Given the entries below, copy each of them out exactly.

------

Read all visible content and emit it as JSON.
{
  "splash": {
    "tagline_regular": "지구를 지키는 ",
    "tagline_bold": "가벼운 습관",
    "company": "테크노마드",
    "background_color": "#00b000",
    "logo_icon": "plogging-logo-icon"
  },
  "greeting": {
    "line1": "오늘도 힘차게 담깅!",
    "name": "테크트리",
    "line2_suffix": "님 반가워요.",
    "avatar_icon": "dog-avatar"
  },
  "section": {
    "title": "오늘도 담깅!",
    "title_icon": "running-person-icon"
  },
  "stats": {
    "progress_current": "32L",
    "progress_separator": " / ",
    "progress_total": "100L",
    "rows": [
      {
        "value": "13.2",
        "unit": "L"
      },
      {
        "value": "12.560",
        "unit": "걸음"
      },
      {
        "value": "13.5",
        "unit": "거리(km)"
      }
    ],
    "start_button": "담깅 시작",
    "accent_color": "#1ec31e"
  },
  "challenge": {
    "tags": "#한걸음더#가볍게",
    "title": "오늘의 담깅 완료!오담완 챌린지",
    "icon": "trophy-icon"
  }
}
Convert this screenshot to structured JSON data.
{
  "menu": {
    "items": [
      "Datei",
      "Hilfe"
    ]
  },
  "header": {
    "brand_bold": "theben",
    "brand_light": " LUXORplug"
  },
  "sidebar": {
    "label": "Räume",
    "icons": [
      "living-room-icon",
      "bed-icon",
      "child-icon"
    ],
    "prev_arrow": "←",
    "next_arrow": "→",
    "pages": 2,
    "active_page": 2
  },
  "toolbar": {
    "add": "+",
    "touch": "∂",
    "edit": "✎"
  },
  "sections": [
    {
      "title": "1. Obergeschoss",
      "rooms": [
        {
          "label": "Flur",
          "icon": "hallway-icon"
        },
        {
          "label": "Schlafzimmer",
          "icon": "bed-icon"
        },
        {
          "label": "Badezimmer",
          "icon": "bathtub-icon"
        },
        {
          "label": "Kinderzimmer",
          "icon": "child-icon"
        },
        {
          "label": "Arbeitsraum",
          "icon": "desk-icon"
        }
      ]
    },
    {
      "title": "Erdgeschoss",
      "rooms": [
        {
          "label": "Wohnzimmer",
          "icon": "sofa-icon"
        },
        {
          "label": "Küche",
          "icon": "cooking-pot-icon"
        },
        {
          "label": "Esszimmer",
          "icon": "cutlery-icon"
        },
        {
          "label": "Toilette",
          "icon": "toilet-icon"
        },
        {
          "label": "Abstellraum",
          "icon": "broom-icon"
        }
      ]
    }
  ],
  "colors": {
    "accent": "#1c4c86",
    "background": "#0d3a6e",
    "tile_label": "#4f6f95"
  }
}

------

▶ **Solved exercise**:
Read all visible content and emit it as JSON.
{
  "splash": {
    "tagline_regular": "지구를 지키는 ",
    "tagline_bold": "가벼운 습관",
    "company": "테크노마드",
    "background_color": "#00b000",
    "logo_icon": "plogging-logo-icon"
  },
  "greeting": {
    "line1": "오늘도 힘차게 담깅!",
    "name": "테크트리",
    "line2_suffix": "님 반가워요.",
    "avatar_icon": "dog-avatar"
  },
  "section": {
    "title": "오늘도 담깅!",
    "title_icon": "running-person-icon"
  },
  "stats": {
    "progress_current": "32L",
    "progress_separator": " / ",
    "progress_total": "100L",
    "rows": [
      {
        "value": "13.2",
        "unit": "L"
      },
      {
        "value": "12.560",
        "unit": "걸음"
      },
      {
        "value": "13.5",
        "unit": "거리(km)"
      }
    ],
    "start_button": "담깅 시작",
    "accent_color": "#1ec31e"
  },
  "challenge": {
    "tags": "#한걸음더#가볍게",
    "title": "오늘의 담깅 완료!오담완 챌린지",
    "icon": "trophy-icon"
  }
}
Convert this screenshot to structured JSON data.
{
  "menu": {
    "items": [
      "Datei",
      "Hilfe"
    ]
  },
  "header": {
    "brand_bold": "theben",
    "brand_light": " LUXORplug"
  },
  "sidebar": {
    "label": "Räume",
    "icons": [
      "living-room-icon",
      "bed-icon",
      "child-icon"
    ],
    "prev_arrow": "←",
    "next_arrow": "→",
    "pages": 2,
    "active_page": 2
  },
  "toolbar": {
    "add": "+",
    "touch": "∂",
    "edit": "✎"
  },
  "sections": [
    {
      "title": "1. Obergeschoss",
      "rooms": [
        {
          "label": "Flur",
          "icon": "hallway-icon"
        },
        {
          "label": "Schlafzimmer",
          "icon": "bed-icon"
        },
        {
          "label": "Badezimmer",
          "icon": "bathtub-icon"
        },
        {
          "label": "Kinderzimmer",
          "icon": "child-icon"
        },
        {
          "label": "Arbeitsraum",
          "icon": "desk-icon"
        }
      ]
    },
    {
      "title": "Erdgeschoss",
      "rooms": [
        {
          "label": "Wohnzimmer",
          "icon": "sofa-icon"
        },
        {
          "label": "Küche",
          "icon": "cooking-pot-icon"
        },
        {
          "label": "Esszimmer",
          "icon": "cutlery-icon"
        },
        {
          "label": "Toilette",
          "icon": "toilet-icon"
        },
        {
          "label": "Abstellraum",
          "icon": "broom-icon"
        }
      ]
    }
  ],
  "colors": {
    "accent": "#1c4c86",
    "background": "#0d3a6e",
    "tile_label": "#4f6f95"
  }
}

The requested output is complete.